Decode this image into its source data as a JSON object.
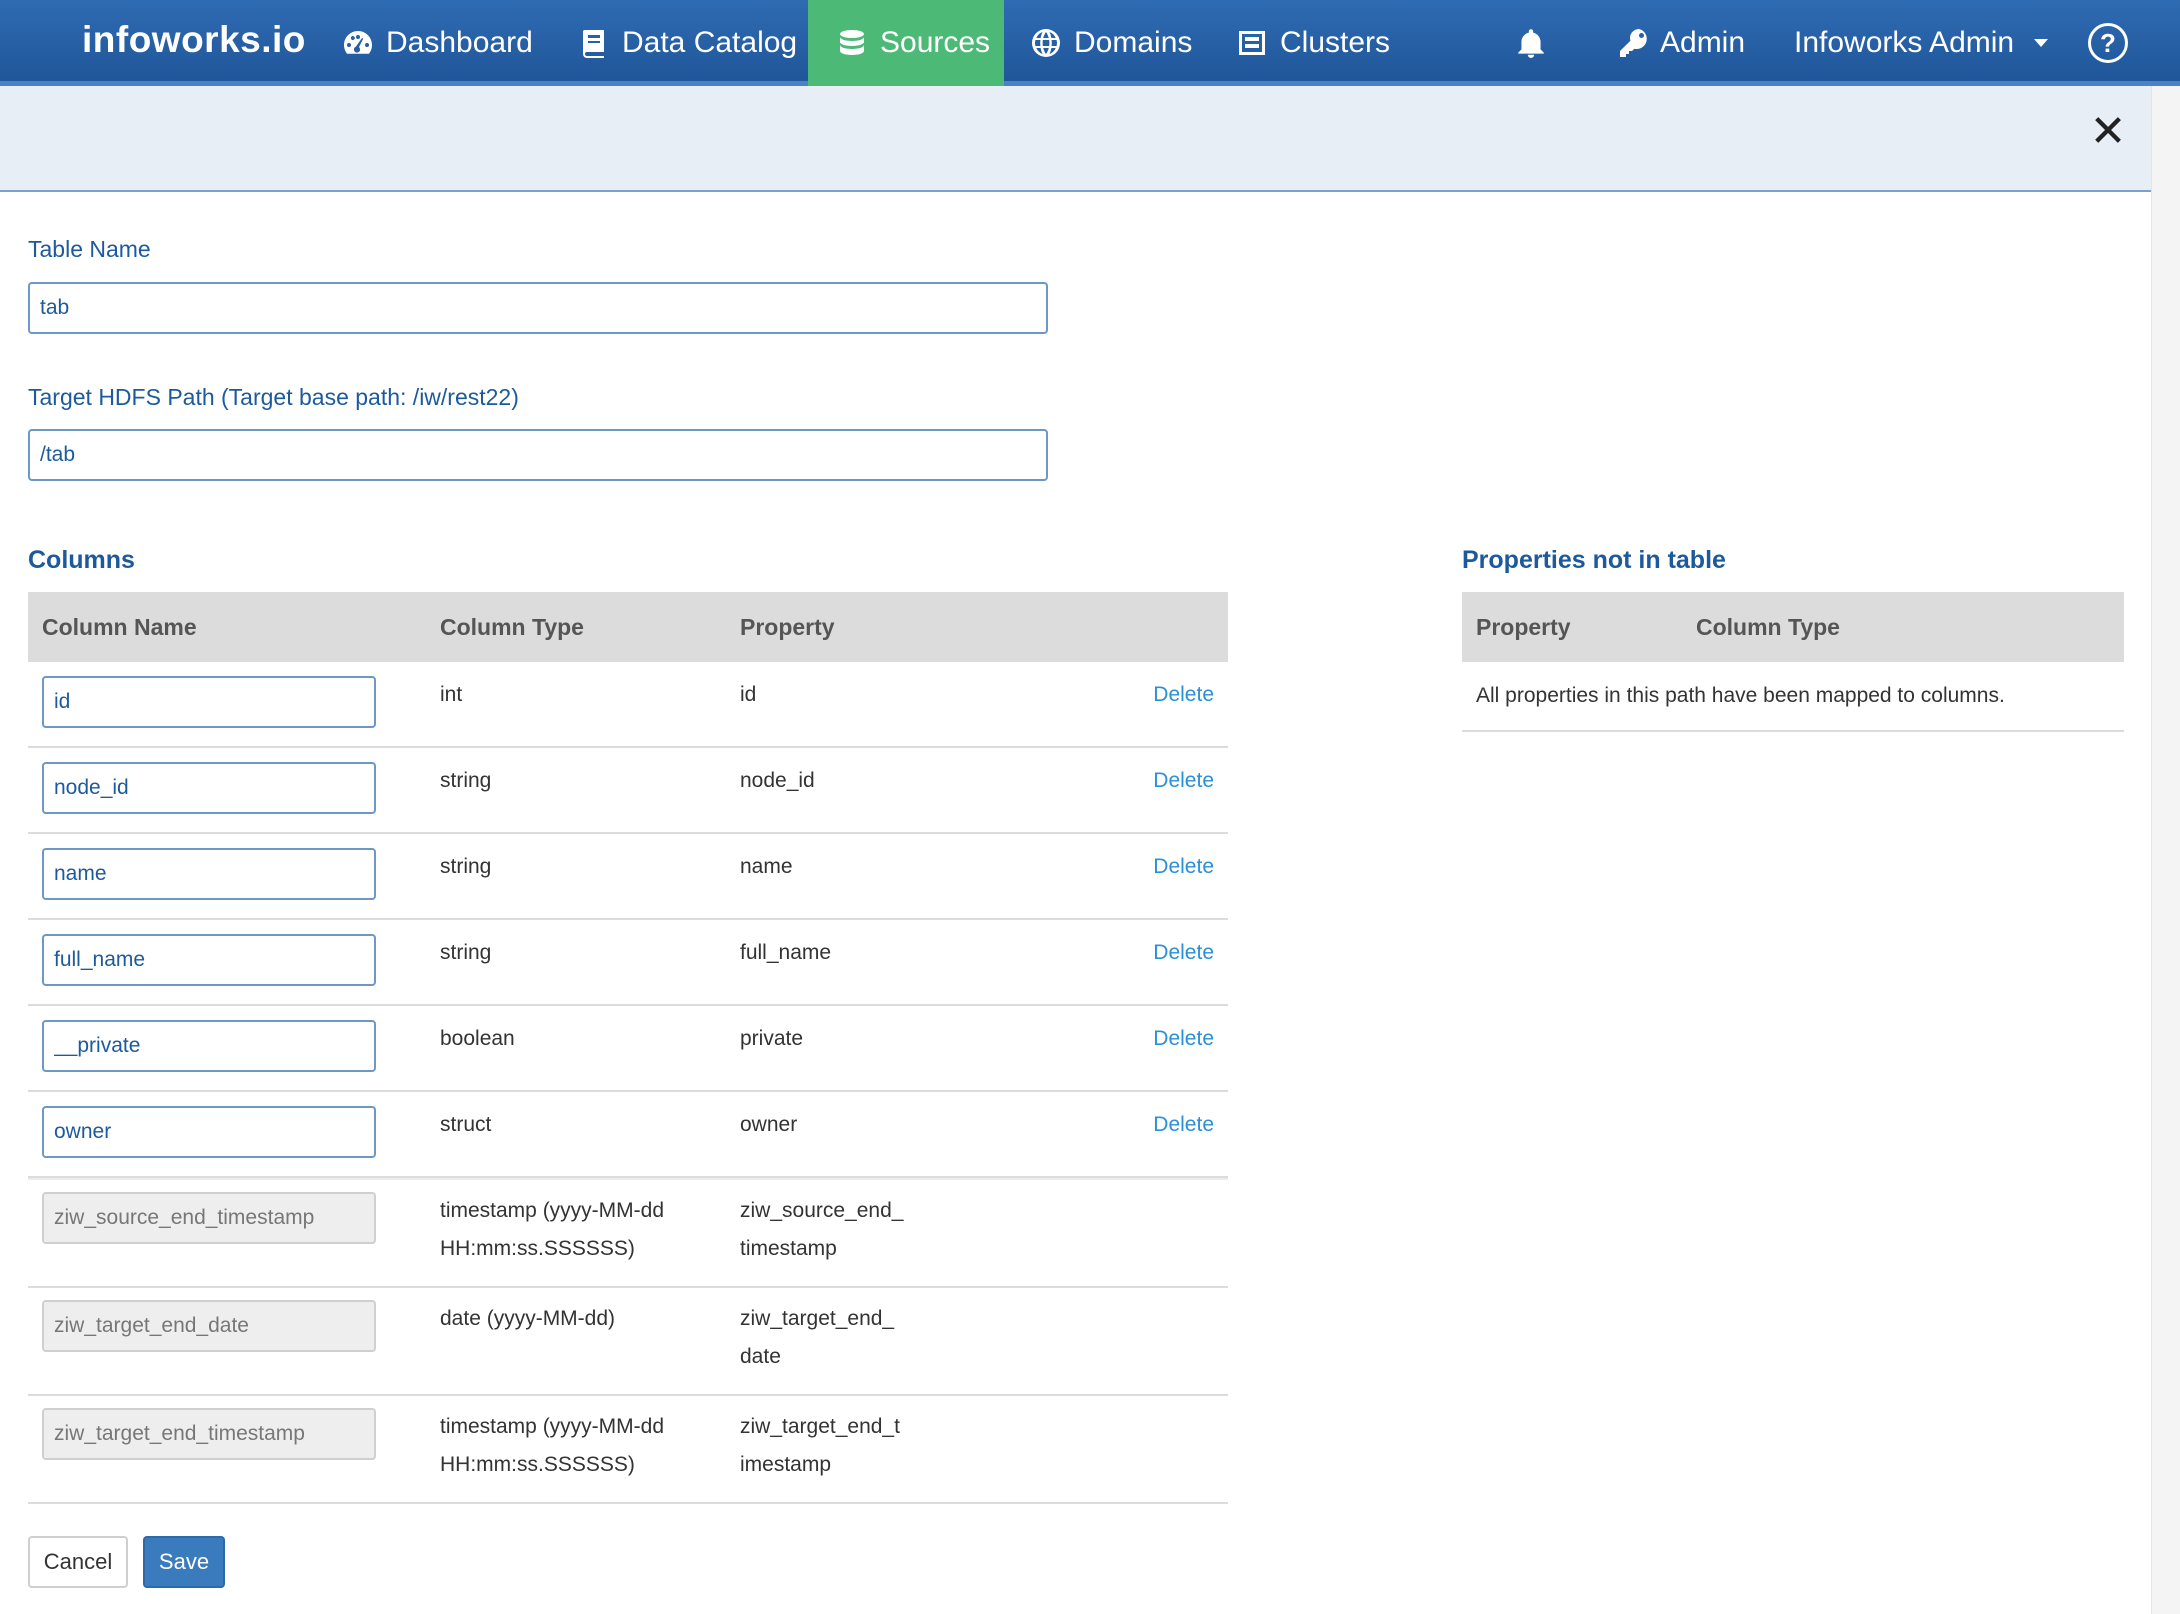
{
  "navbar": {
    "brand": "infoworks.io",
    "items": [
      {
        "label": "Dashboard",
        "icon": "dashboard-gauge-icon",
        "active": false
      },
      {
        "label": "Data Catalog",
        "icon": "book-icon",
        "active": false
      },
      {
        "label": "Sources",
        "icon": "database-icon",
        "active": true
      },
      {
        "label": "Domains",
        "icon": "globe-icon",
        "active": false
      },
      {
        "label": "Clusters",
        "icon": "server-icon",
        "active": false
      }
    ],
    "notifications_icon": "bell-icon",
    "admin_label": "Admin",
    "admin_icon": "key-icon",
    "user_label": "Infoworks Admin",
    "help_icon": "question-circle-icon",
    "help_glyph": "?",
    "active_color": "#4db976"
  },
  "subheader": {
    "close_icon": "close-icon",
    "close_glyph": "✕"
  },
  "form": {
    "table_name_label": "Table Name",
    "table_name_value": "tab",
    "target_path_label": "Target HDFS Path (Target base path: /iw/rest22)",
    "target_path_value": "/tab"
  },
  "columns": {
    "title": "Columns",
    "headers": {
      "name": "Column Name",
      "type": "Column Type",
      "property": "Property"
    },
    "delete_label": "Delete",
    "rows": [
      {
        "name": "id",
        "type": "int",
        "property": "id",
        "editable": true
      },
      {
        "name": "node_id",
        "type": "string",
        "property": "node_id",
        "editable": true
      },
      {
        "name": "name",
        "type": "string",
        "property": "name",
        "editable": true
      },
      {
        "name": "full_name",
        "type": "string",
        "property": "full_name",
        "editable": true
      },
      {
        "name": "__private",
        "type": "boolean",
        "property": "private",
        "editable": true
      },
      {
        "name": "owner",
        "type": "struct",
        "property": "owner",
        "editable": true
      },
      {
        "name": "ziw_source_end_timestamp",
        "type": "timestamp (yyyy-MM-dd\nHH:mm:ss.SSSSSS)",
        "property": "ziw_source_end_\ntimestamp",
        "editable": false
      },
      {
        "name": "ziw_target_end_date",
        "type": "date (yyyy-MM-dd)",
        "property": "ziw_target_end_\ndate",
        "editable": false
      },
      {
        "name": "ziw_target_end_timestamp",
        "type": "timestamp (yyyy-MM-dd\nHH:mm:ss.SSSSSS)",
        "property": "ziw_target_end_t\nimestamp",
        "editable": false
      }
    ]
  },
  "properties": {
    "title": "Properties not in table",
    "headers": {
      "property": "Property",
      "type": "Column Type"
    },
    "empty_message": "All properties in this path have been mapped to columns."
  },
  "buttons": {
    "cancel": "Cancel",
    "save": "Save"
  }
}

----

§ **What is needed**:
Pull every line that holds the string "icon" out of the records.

§ **Result of the task**:
        "icon": "dashboard-gauge-icon",
        "icon": "book-icon",
        "icon": "database-icon",
        "icon": "globe-icon",
        "icon": "server-icon",
    "notifications_icon": "bell-icon",
    "admin_icon": "key-icon",
    "help_icon": "question-circle-icon",
    "close_icon": "close-icon",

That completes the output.